___ Information given
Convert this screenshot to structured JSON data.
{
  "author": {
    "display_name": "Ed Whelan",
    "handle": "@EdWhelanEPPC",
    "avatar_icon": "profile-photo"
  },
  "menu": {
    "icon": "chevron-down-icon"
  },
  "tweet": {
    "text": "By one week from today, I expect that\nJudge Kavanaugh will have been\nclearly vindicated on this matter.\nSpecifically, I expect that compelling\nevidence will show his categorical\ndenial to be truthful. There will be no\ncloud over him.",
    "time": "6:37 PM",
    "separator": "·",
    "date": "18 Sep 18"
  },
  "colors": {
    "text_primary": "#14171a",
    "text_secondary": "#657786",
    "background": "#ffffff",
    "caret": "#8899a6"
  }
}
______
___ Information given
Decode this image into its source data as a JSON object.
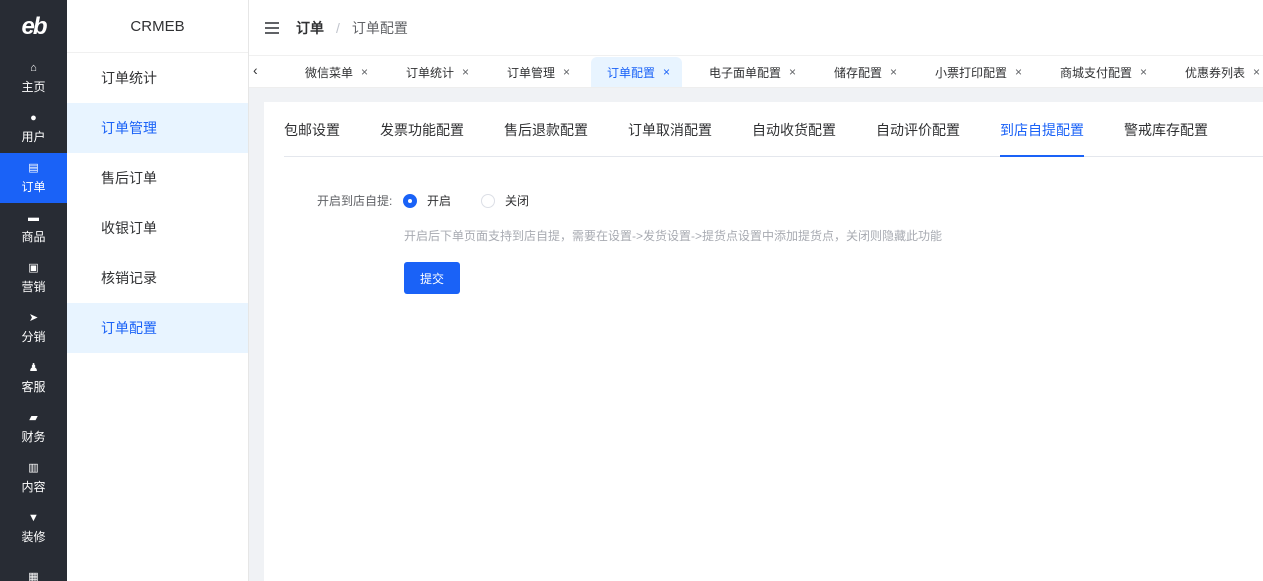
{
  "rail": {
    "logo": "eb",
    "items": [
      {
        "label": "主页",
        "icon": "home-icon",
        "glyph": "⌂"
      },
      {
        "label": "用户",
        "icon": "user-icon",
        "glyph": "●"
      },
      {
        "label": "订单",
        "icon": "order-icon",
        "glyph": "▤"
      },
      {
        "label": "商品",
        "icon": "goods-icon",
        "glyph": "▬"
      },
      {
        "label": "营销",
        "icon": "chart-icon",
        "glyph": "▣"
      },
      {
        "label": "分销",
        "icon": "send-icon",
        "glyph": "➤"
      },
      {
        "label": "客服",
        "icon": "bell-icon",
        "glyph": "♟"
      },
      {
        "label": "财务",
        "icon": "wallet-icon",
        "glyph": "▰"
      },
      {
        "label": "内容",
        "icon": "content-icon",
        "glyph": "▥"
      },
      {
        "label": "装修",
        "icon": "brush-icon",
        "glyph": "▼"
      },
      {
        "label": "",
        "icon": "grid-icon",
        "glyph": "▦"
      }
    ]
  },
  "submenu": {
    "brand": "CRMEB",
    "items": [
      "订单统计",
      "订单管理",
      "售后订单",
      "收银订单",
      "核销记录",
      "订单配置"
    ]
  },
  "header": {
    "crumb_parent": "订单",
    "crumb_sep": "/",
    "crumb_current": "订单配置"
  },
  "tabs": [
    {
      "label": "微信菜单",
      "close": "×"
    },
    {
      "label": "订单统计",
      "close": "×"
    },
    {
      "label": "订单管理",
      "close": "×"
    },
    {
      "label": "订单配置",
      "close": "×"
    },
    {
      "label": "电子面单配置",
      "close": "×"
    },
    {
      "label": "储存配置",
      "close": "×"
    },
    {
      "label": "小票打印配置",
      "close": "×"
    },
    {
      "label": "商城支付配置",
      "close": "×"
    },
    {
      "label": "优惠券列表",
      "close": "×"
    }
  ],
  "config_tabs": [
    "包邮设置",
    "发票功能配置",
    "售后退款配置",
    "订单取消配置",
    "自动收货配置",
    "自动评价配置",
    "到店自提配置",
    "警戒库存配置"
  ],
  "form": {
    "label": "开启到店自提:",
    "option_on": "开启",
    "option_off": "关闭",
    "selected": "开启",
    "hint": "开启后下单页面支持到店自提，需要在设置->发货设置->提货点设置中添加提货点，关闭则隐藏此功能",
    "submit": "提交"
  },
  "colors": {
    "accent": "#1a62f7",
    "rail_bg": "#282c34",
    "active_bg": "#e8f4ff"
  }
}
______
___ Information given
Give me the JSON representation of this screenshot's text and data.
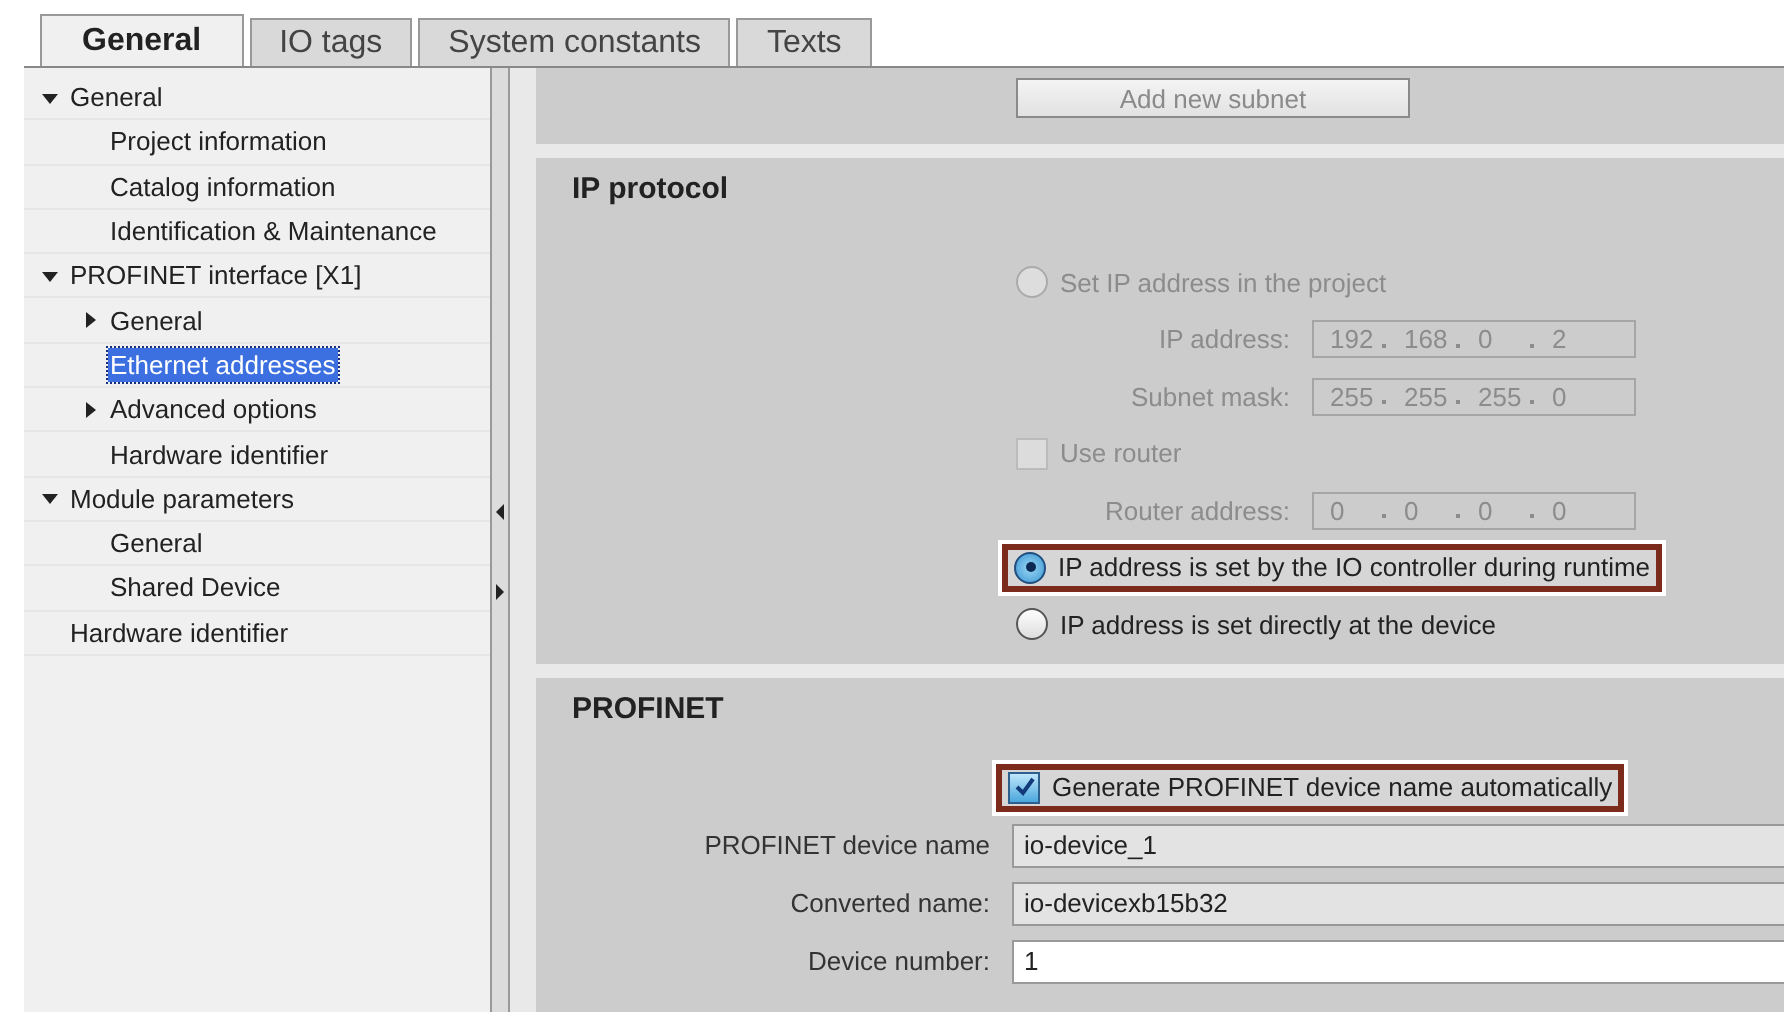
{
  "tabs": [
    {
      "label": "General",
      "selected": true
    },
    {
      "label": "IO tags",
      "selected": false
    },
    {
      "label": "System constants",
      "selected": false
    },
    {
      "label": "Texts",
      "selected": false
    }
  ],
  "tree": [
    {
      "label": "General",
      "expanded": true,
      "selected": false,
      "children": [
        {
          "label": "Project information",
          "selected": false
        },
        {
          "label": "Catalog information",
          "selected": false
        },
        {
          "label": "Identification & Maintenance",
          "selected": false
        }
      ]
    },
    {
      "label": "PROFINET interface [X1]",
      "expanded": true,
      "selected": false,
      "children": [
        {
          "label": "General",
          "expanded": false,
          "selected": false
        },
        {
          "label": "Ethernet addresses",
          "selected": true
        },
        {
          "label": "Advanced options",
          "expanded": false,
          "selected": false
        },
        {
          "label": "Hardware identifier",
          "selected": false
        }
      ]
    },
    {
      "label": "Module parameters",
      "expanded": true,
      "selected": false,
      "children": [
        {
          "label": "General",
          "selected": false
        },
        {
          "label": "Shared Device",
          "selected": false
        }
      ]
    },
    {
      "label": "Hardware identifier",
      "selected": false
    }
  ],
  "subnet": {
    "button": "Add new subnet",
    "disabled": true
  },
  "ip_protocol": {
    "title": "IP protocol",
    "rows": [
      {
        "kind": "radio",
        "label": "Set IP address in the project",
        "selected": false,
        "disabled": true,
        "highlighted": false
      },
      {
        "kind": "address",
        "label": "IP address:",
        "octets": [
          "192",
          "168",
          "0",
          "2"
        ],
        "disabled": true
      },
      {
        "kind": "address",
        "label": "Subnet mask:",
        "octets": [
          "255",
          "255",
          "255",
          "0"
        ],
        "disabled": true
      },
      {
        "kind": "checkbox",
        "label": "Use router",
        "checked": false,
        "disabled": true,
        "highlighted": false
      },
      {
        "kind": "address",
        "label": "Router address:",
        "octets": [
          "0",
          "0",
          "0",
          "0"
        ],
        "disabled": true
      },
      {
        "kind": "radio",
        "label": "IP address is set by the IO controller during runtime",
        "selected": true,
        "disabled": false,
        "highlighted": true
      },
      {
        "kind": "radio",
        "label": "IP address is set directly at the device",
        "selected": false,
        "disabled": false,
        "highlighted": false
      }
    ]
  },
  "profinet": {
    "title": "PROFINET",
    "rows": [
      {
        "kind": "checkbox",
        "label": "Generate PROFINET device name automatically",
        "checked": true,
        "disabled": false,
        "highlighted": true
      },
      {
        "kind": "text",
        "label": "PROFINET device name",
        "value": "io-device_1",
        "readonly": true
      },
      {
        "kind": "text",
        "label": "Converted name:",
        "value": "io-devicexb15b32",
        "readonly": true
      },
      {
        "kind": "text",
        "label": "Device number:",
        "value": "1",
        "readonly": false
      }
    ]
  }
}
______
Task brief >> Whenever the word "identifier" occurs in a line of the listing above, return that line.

Result >>
          "label": "Hardware identifier",
      "label": "Hardware identifier",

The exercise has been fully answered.